Back to Safety topics

Infection control risk assessment (ICRA)

Definitions and elements

Definition: An ICRA is multidisciplinary, organizational, documented process that after considering the facility's patient population and program:

The ICRA elements required for consideration are located in Chapter 1.5 of the 2006 AIA Guidelines. In the 2006 edition, the ICRA elements are divided into three areas: processes for design, construction, and mitigation.

Design

The design area requires "long-range planning" for new or renovated buildings and adds a new element "finishes and surfaces" a critical feature over the lifetime of the facility. Considerations include:

Construction

The building and site areas anticipated to be affected by construction shall include consideration of the following:

Infection Control Risk Mitigation

The mitigation recommendations from the ICRA panel shall address the following:

Finally, the ICRA panel must inspect the installation of infection control measures and provide continuous monitoring of their effectiveness throughout the project. The monitoring may be conducted by in-house infection control and safety staff or by independent consultants. Provisions must contain written procedures for emergency suspension of work, indicating responsibilities of each party—owner, designer, constructor and monitor.

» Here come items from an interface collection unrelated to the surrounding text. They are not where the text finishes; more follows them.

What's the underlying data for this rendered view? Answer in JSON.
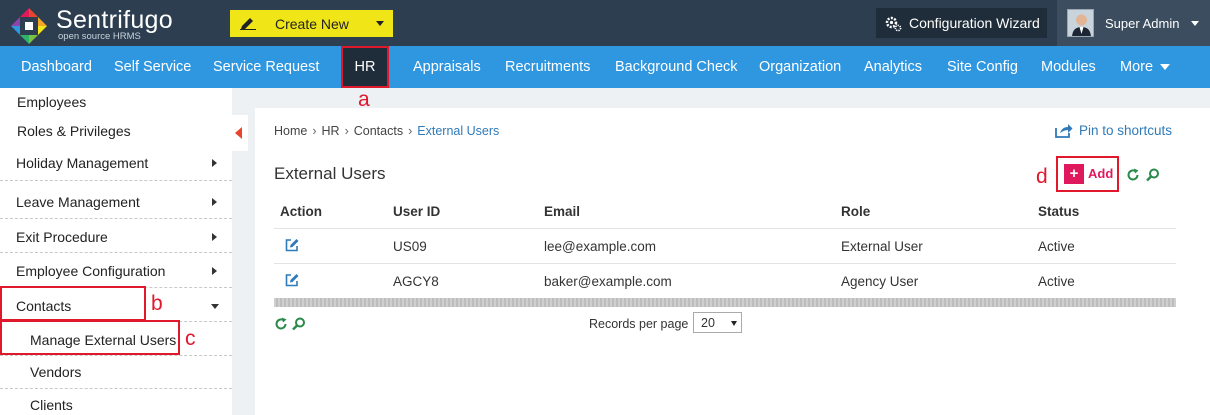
{
  "header": {
    "brand_name": "Sentrifugo",
    "brand_tagline": "open source HRMS",
    "create_new_label": "Create New",
    "config_wizard_label": "Configuration Wizard",
    "user_name": "Super Admin"
  },
  "nav": {
    "items": [
      "Dashboard",
      "Self Service",
      "Service Request",
      "HR",
      "Appraisals",
      "Recruitments",
      "Background Check",
      "Organization",
      "Analytics",
      "Site Config",
      "Modules",
      "More"
    ],
    "active": "HR"
  },
  "sidebar": {
    "items": [
      "Employees",
      "Roles & Privileges",
      "Holiday Management",
      "Leave Management",
      "Exit Procedure",
      "Employee Configuration",
      "Contacts",
      "Manage External Users",
      "Vendors",
      "Clients"
    ]
  },
  "markers": {
    "a": "a",
    "b": "b",
    "c": "c",
    "d": "d"
  },
  "breadcrumb": [
    "Home",
    "HR",
    "Contacts",
    "External Users"
  ],
  "breadcrumb_sep": "›",
  "pin_label": "Pin to shortcuts",
  "main": {
    "title": "External Users",
    "add_label": "Add",
    "add_symbol": "+"
  },
  "table": {
    "columns": [
      "Action",
      "User ID",
      "Email",
      "Role",
      "Status"
    ],
    "rows": [
      {
        "user_id": "US09",
        "email": "lee@example.com",
        "role": "External User",
        "status": "Active"
      },
      {
        "user_id": "AGCY8",
        "email": "baker@example.com",
        "role": "Agency User",
        "status": "Active"
      }
    ]
  },
  "pagination": {
    "records_label": "Records per page",
    "records_value": "20"
  },
  "colors": {
    "topbar": "#2c3e50",
    "nav": "#2f96e0",
    "highlight": "#e0182c",
    "add": "#e0185c",
    "create_new": "#f0e517",
    "link": "#2f7ab8"
  },
  "icons": [
    "pencil-icon",
    "gear-icon",
    "caret-down-icon",
    "share-icon",
    "refresh-icon",
    "search-icon",
    "edit-icon"
  ]
}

Numerous resources are available to assist organizations with development and implementation of an ICRA. This includes ASHE/AIA workshops and other professional organizations that provide continuing education on the topic. See Links.

Tools and resources

ICRA matrix

The ICRA matrix is a published assessment method that is widely accepted by engineers and architects, and is one effective method for completing an ICRA. Although the ICRA does not have to be done as a matrix, it does help non-clinical staff understand management of patient groups without requiring specific diagnoses.

Each facility should categorize patients per group within a specific patient population. The development of the "patient risk groups" is quite relative--and the criteria are dependent on the facility's mix of patients. Nursing homes and ambulatory care delivery sites have very different populations, and risk is relative.

The key principle used for categorizing patients considers:

The construction matrix tool includes a sample permit which follows the format of the matrix, assessing patient risk categories and environmental risk groups to determine appropriate class or level of precautions.

 

Construction videos - Safety and ICRA

The ICRA matrix as described above and promoted by the the Association for Professionals in Infection Control and Epidemiology (APIC) and the American Society for Healthcare Engineering (ASHE) is available in 2 training videos; one directed to healthcare professionals and one for construction personal, with availability in English and Spanish. Go to www.EnvisionInc.net.

Airborne, biologic, chemical and radiologic building protection

Back to top